## What the task requires
Across the listing below, how many lines include the word "deployedToken"? The answer is that number, with nothing added.

## Recorded information
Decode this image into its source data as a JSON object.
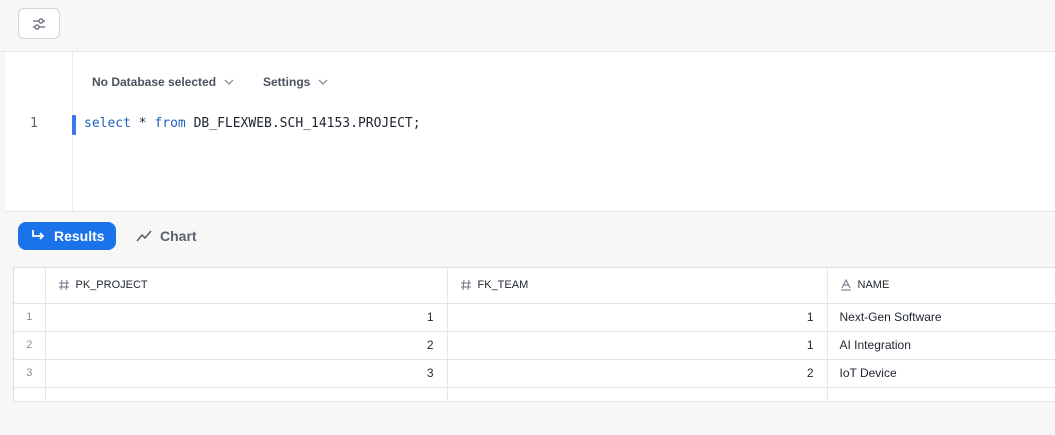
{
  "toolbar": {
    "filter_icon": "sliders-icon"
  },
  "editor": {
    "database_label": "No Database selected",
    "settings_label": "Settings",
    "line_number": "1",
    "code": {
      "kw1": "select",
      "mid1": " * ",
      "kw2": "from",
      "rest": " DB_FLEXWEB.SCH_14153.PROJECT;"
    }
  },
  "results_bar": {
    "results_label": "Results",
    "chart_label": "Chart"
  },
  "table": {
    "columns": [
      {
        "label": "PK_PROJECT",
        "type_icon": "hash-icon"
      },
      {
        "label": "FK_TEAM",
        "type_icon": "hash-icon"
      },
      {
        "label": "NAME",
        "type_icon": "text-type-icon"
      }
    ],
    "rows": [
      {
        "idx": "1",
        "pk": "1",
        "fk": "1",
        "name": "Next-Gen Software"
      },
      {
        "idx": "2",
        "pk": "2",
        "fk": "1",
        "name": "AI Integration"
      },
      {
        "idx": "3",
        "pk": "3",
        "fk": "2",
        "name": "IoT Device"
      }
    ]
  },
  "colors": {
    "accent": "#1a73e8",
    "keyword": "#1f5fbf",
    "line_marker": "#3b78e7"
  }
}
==
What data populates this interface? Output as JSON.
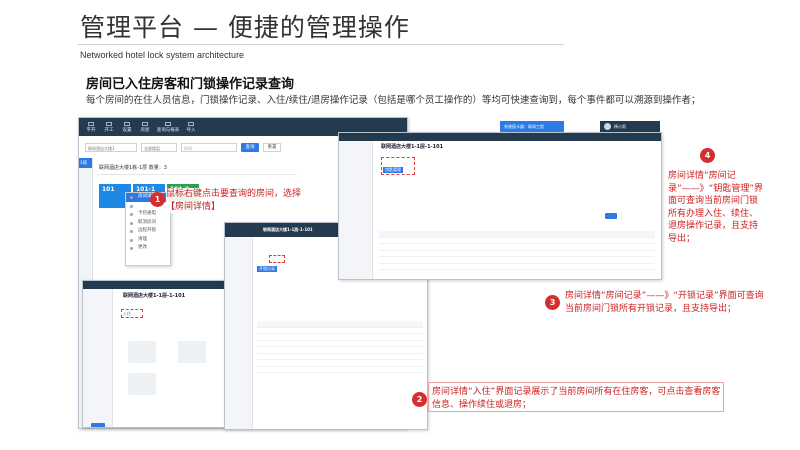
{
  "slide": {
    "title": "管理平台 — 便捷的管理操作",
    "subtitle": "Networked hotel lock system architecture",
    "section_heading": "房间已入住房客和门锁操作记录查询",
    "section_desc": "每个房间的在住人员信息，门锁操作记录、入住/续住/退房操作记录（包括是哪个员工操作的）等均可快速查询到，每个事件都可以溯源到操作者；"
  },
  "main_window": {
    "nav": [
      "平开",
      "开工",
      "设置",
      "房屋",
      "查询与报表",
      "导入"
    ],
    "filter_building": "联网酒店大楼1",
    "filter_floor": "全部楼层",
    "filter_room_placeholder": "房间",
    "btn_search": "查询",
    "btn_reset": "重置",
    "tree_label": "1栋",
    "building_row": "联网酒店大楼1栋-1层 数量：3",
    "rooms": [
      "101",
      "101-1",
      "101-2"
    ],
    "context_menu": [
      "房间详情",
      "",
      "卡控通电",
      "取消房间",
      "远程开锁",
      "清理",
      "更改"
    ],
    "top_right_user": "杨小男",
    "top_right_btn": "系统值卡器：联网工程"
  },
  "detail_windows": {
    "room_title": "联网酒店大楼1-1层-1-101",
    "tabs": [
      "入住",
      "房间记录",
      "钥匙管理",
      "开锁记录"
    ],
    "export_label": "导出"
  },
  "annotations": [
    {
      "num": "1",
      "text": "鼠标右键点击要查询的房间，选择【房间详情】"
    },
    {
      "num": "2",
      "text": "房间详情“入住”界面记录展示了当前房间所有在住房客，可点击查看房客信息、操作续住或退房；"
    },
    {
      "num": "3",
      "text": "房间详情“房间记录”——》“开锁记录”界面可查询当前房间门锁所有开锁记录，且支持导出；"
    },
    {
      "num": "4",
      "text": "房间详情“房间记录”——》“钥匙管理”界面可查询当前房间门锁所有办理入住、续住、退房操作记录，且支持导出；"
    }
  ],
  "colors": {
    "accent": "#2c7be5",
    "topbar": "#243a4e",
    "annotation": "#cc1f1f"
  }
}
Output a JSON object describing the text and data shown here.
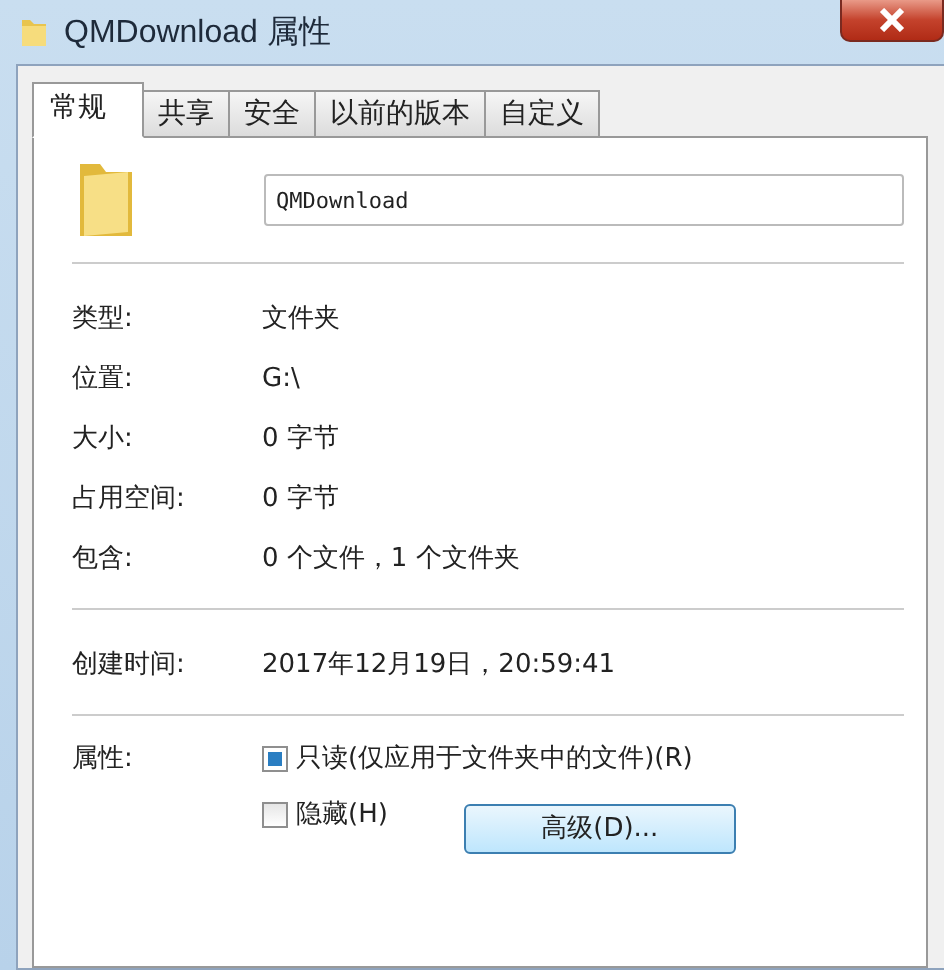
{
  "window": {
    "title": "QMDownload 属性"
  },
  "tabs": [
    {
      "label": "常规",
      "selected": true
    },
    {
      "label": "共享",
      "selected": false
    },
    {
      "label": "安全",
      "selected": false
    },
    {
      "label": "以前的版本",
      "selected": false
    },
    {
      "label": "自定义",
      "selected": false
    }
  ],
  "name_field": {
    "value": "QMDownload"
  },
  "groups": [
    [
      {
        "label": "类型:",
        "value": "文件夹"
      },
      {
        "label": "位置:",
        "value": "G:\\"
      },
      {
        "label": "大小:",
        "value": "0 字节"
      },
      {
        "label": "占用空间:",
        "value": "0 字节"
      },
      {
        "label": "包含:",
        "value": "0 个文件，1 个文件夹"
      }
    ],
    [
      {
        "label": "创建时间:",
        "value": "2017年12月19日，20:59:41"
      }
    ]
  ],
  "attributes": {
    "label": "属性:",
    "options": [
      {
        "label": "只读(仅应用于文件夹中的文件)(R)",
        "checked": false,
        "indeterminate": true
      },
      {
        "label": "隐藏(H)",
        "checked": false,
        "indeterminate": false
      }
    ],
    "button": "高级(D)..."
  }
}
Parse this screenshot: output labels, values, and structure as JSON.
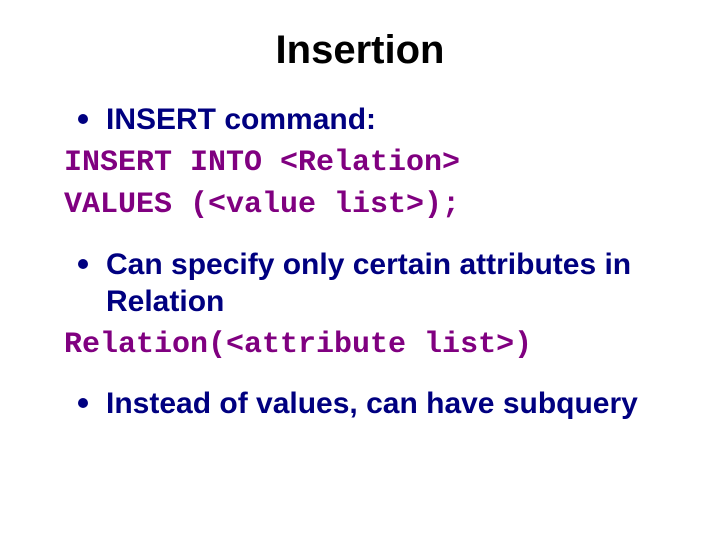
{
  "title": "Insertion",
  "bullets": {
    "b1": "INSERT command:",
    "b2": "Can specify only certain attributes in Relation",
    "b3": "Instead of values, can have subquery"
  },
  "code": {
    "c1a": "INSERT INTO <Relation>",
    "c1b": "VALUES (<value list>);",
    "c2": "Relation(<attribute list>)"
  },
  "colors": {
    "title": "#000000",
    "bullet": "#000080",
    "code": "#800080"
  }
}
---
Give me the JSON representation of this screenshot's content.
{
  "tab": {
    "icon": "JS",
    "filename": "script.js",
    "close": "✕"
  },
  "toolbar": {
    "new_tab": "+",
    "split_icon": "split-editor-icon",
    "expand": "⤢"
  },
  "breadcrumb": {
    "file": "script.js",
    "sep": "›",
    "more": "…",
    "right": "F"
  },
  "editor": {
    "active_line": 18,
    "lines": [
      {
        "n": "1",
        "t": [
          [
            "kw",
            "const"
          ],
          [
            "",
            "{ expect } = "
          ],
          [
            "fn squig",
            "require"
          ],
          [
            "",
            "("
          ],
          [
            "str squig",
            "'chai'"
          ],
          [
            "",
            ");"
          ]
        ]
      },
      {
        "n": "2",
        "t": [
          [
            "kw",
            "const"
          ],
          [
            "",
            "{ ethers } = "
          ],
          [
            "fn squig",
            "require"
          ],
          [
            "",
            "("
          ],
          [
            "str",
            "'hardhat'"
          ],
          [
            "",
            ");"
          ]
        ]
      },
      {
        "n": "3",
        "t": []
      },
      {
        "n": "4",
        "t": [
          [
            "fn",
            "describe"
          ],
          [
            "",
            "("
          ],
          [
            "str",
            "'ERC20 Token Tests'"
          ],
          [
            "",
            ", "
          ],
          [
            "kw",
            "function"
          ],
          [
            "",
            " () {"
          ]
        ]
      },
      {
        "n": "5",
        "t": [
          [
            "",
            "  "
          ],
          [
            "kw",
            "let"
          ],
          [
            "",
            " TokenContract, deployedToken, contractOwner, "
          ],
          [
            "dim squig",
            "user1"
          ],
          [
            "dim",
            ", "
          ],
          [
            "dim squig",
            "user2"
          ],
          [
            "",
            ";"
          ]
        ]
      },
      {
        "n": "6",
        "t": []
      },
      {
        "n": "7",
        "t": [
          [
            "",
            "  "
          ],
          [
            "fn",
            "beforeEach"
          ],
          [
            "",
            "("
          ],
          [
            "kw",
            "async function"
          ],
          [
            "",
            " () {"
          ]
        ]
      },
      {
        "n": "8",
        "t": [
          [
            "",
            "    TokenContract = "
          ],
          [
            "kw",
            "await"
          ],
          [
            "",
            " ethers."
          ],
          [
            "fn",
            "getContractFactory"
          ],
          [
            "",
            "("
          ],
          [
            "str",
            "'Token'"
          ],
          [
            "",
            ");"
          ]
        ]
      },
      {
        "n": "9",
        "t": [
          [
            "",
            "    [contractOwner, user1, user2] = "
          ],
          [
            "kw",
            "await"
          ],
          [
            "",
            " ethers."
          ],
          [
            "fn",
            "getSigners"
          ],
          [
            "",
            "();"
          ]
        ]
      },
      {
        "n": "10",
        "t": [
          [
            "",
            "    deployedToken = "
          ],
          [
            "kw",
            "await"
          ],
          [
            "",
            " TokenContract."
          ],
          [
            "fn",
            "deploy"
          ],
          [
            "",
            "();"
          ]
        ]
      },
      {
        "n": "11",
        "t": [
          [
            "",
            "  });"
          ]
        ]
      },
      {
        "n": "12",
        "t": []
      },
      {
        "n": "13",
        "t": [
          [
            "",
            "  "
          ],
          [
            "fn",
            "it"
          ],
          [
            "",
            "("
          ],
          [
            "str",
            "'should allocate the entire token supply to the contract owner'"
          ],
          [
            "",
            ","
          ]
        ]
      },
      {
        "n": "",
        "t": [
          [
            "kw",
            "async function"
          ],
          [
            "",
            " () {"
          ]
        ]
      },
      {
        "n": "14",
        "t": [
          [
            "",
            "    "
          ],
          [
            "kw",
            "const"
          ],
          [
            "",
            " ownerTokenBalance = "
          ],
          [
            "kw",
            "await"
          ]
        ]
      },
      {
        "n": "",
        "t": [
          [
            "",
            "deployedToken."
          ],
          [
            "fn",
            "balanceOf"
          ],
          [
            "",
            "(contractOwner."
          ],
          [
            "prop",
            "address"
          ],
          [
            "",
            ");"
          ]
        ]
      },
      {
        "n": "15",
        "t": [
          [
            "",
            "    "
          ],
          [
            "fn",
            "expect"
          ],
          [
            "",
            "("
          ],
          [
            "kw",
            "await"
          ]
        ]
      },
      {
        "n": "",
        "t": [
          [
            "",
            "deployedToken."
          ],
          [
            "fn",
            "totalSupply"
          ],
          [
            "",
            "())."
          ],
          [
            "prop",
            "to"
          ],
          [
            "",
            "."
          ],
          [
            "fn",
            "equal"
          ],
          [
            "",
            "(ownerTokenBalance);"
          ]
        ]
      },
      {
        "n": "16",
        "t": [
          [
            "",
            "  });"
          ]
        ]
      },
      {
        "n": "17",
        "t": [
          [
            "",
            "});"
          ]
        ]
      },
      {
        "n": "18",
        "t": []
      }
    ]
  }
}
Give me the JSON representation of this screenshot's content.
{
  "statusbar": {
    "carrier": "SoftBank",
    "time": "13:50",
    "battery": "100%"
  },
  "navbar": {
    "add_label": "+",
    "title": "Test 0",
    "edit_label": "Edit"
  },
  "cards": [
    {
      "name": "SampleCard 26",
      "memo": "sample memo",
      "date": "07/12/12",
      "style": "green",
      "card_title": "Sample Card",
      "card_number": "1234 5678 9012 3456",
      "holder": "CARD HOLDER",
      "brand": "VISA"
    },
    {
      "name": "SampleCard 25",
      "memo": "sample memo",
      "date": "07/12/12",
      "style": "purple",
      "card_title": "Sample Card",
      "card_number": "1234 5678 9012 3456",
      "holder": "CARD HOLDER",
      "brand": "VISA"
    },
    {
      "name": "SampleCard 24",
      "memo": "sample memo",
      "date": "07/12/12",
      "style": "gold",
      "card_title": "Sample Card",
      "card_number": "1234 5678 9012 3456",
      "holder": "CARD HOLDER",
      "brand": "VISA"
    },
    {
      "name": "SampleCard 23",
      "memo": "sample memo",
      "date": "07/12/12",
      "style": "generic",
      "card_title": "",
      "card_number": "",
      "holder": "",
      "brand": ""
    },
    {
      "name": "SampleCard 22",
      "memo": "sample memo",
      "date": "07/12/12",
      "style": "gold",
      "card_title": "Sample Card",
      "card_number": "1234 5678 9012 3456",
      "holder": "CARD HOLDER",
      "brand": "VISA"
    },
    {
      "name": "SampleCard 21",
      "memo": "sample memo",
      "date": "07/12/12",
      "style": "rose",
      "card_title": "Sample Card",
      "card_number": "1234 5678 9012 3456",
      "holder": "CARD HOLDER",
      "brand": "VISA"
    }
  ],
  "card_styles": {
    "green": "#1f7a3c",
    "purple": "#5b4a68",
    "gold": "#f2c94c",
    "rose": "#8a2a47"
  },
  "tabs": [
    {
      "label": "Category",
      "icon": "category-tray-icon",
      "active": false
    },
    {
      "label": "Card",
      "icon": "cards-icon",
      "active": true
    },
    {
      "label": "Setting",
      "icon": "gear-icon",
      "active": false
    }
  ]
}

## Answer for this exercise
4